What to work on
Wherever the string "Detayları" turns up in the data, copy the whole line.

────────

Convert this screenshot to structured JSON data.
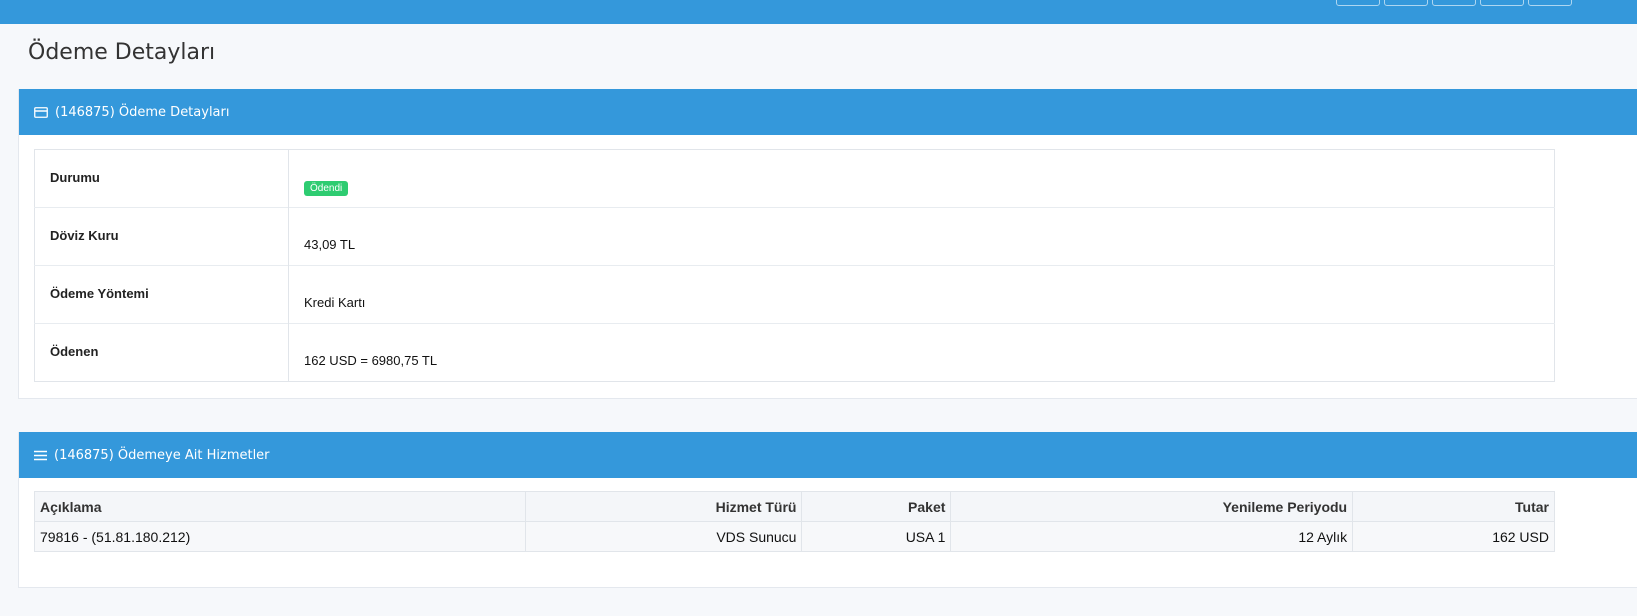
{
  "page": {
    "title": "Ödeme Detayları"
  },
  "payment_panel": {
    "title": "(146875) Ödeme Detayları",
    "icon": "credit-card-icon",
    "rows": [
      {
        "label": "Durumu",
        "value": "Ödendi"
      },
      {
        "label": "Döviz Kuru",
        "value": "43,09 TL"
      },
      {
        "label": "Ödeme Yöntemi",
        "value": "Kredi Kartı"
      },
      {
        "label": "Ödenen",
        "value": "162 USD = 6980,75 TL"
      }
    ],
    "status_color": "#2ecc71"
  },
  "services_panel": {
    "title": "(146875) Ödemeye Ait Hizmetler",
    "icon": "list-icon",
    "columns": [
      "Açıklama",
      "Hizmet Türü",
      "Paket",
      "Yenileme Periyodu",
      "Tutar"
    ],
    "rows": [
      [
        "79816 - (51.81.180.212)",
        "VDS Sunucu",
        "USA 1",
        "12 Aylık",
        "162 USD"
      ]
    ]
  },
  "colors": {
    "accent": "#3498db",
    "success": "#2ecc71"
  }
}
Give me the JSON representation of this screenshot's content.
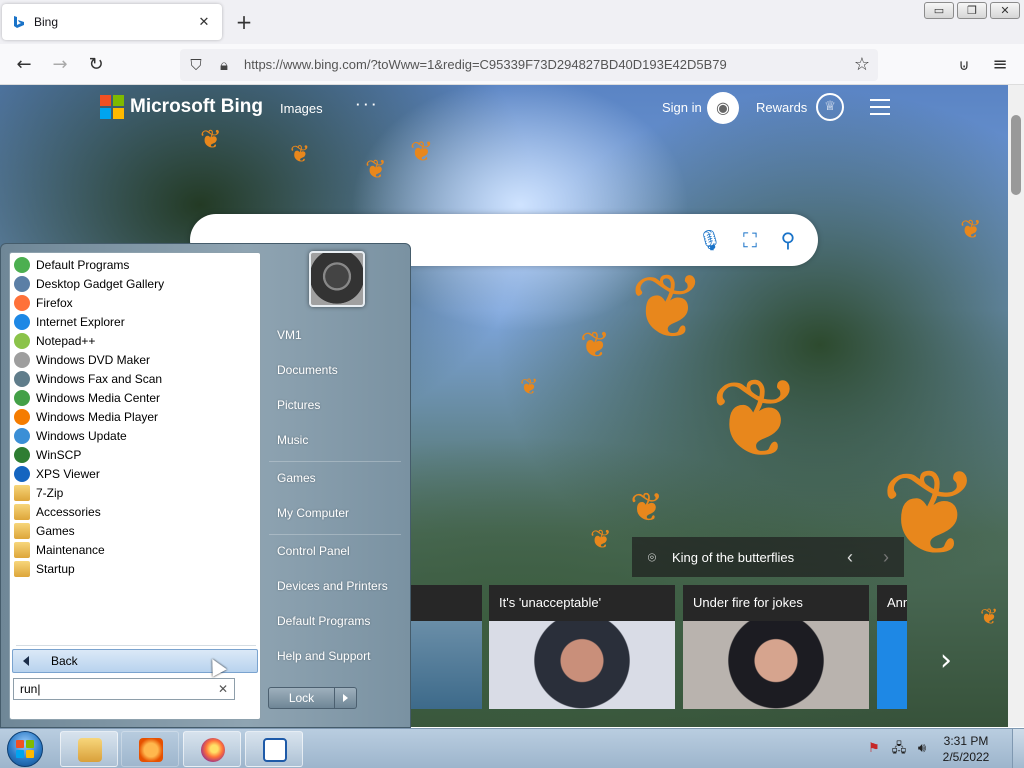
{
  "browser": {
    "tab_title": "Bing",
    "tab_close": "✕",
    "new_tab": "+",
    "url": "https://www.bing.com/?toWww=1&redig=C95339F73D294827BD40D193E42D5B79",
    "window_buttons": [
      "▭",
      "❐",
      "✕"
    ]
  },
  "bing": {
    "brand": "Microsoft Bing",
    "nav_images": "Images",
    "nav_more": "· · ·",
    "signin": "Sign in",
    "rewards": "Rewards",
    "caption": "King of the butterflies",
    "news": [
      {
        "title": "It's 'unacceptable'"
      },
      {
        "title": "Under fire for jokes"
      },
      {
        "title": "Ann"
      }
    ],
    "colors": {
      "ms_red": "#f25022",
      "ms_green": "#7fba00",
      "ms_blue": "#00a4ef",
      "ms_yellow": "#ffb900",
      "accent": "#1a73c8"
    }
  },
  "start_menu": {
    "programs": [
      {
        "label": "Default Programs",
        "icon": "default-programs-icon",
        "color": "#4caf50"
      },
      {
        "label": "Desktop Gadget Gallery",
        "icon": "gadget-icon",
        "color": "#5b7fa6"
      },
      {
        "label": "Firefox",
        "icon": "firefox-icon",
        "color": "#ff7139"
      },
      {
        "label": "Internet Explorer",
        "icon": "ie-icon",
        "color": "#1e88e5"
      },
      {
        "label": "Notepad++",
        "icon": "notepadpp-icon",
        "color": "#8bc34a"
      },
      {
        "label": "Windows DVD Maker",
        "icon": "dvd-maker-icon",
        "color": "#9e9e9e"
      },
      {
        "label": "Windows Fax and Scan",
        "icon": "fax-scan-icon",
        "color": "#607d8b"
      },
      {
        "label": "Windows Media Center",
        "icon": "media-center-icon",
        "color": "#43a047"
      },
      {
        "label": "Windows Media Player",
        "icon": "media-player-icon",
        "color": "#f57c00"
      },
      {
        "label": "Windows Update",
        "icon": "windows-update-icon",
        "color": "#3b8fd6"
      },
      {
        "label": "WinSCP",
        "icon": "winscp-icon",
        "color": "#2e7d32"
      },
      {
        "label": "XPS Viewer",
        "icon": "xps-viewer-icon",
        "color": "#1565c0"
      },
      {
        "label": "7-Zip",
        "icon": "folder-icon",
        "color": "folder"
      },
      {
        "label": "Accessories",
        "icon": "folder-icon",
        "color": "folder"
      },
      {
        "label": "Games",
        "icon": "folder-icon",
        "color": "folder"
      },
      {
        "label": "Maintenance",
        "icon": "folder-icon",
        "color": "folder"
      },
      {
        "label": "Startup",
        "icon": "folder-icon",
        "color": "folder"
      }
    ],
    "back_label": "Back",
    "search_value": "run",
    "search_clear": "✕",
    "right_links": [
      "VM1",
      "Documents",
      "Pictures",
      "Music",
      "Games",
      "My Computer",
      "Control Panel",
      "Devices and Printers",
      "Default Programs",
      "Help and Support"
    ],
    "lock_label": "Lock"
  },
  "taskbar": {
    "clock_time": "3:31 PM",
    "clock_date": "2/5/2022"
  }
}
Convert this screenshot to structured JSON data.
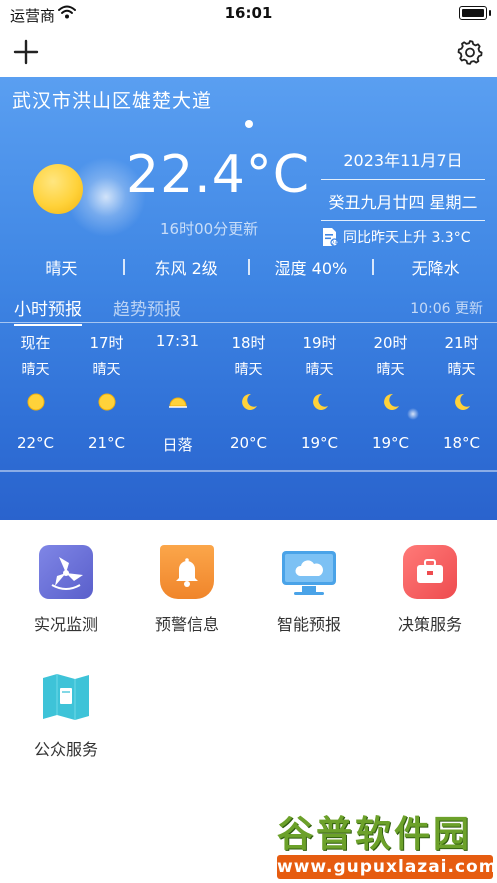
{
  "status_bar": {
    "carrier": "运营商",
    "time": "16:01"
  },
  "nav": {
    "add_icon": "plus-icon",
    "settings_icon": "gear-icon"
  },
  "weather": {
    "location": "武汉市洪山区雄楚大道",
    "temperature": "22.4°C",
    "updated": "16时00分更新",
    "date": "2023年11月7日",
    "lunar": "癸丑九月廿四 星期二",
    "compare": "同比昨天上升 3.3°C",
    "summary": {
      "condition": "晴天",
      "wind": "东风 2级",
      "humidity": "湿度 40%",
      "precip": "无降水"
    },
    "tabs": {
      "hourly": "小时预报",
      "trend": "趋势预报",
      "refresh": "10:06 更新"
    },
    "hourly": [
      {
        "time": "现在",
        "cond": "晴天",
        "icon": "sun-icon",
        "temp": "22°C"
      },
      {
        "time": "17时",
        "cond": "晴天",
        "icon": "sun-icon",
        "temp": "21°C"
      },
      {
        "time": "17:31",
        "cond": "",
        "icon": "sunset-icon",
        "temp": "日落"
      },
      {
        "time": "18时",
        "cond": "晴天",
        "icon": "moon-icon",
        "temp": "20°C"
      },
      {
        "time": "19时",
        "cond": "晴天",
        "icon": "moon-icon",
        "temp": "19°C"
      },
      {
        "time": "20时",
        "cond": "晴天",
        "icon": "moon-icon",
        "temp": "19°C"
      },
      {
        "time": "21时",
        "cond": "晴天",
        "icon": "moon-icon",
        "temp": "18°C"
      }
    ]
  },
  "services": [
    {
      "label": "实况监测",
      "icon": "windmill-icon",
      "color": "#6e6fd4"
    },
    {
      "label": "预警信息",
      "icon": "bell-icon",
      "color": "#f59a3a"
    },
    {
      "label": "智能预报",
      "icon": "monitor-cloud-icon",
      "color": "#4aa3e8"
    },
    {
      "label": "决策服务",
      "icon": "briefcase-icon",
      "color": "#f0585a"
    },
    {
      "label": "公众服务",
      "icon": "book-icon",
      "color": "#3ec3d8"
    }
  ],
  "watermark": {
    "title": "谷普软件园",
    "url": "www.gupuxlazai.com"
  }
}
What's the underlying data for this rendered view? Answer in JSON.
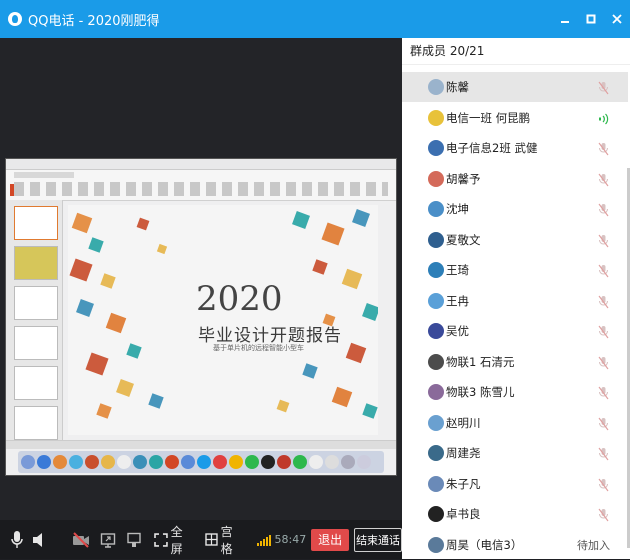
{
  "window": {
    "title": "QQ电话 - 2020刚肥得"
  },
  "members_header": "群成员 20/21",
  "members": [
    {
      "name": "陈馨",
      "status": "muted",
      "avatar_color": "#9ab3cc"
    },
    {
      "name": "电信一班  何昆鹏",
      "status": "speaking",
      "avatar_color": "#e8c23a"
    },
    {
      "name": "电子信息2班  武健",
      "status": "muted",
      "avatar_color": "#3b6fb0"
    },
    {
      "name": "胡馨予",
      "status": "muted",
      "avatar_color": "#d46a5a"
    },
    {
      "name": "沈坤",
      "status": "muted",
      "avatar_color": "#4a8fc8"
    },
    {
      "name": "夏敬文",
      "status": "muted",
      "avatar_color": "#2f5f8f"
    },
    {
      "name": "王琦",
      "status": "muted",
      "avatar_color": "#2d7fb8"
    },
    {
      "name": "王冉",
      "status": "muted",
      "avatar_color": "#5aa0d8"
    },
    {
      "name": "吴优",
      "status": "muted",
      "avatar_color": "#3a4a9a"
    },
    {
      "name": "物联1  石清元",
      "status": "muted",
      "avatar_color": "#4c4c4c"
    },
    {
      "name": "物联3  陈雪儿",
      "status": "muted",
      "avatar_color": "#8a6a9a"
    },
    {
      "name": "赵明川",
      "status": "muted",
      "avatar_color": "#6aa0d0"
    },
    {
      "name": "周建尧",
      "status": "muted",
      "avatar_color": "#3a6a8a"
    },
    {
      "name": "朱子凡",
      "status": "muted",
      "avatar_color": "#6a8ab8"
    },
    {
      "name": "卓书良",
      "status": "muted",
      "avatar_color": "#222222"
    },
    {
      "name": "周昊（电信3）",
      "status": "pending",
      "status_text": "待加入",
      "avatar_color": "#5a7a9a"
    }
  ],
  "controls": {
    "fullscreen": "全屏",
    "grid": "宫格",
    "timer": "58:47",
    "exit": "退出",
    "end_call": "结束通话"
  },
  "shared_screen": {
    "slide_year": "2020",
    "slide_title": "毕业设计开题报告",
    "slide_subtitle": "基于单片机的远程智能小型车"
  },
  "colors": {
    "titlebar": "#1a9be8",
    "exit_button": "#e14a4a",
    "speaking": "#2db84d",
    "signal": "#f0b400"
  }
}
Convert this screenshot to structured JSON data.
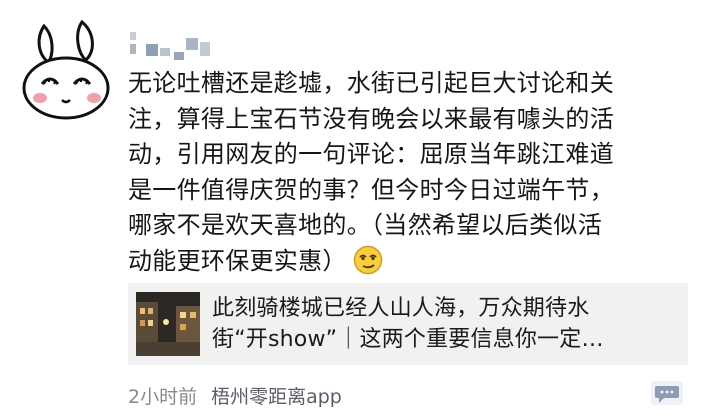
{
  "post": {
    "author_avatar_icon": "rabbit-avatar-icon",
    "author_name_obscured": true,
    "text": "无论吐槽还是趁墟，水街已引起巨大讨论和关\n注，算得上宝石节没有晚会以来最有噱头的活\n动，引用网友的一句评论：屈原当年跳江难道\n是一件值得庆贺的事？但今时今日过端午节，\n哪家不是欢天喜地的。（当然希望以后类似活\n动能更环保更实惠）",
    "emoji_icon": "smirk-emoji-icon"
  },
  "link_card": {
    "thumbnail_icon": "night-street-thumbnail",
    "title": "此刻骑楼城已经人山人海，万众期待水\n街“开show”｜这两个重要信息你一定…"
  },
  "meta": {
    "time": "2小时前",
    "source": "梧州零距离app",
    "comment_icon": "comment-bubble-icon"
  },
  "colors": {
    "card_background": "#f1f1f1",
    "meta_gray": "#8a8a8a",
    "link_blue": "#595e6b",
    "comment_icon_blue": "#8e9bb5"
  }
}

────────

Exercise output
    "title": "Ödeme Detayları"
    "title": "(146875) Ödeme Detayları",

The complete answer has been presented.